START Record set

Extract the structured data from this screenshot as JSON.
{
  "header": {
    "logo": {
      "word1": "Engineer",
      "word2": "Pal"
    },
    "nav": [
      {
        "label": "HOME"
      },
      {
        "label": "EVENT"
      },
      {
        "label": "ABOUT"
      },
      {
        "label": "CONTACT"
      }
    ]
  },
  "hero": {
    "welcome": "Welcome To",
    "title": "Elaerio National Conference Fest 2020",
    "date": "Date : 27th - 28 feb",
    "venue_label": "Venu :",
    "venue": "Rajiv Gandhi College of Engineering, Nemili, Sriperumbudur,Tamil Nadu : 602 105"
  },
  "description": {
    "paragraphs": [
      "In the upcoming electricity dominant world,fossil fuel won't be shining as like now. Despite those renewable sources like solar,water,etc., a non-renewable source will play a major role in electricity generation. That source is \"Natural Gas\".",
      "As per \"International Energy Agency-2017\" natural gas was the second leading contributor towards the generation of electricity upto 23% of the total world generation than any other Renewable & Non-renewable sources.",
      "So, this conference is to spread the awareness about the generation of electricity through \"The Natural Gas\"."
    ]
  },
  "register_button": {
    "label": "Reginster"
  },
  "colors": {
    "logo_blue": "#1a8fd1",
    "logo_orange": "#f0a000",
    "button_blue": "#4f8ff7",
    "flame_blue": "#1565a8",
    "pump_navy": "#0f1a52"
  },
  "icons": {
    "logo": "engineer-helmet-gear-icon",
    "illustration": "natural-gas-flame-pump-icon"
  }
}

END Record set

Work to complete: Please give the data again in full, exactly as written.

Output for this exercise:
Extract the structured data from this screenshot as JSON.
{
  "header": {
    "logo": {
      "word1": "Engineer",
      "word2": "Pal"
    },
    "nav": [
      {
        "label": "HOME"
      },
      {
        "label": "EVENT"
      },
      {
        "label": "ABOUT"
      },
      {
        "label": "CONTACT"
      }
    ]
  },
  "hero": {
    "welcome": "Welcome To",
    "title": "Elaerio National Conference Fest 2020",
    "date": "Date : 27th - 28 feb",
    "venue_label": "Venu :",
    "venue": "Rajiv Gandhi College of Engineering, Nemili, Sriperumbudur,Tamil Nadu : 602 105"
  },
  "description": {
    "paragraphs": [
      "In the upcoming electricity dominant world,fossil fuel won't be shining as like now. Despite those renewable sources like solar,water,etc., a non-renewable source will play a major role in electricity generation. That source is \"Natural Gas\".",
      "As per \"International Energy Agency-2017\" natural gas was the second leading contributor towards the generation of electricity upto 23% of the total world generation than any other Renewable & Non-renewable sources.",
      "So, this conference is to spread the awareness about the generation of electricity through \"The Natural Gas\"."
    ]
  },
  "register_button": {
    "label": "Reginster"
  },
  "colors": {
    "logo_blue": "#1a8fd1",
    "logo_orange": "#f0a000",
    "button_blue": "#4f8ff7",
    "flame_blue": "#1565a8",
    "pump_navy": "#0f1a52"
  },
  "icons": {
    "logo": "engineer-helmet-gear-icon",
    "illustration": "natural-gas-flame-pump-icon"
  }
}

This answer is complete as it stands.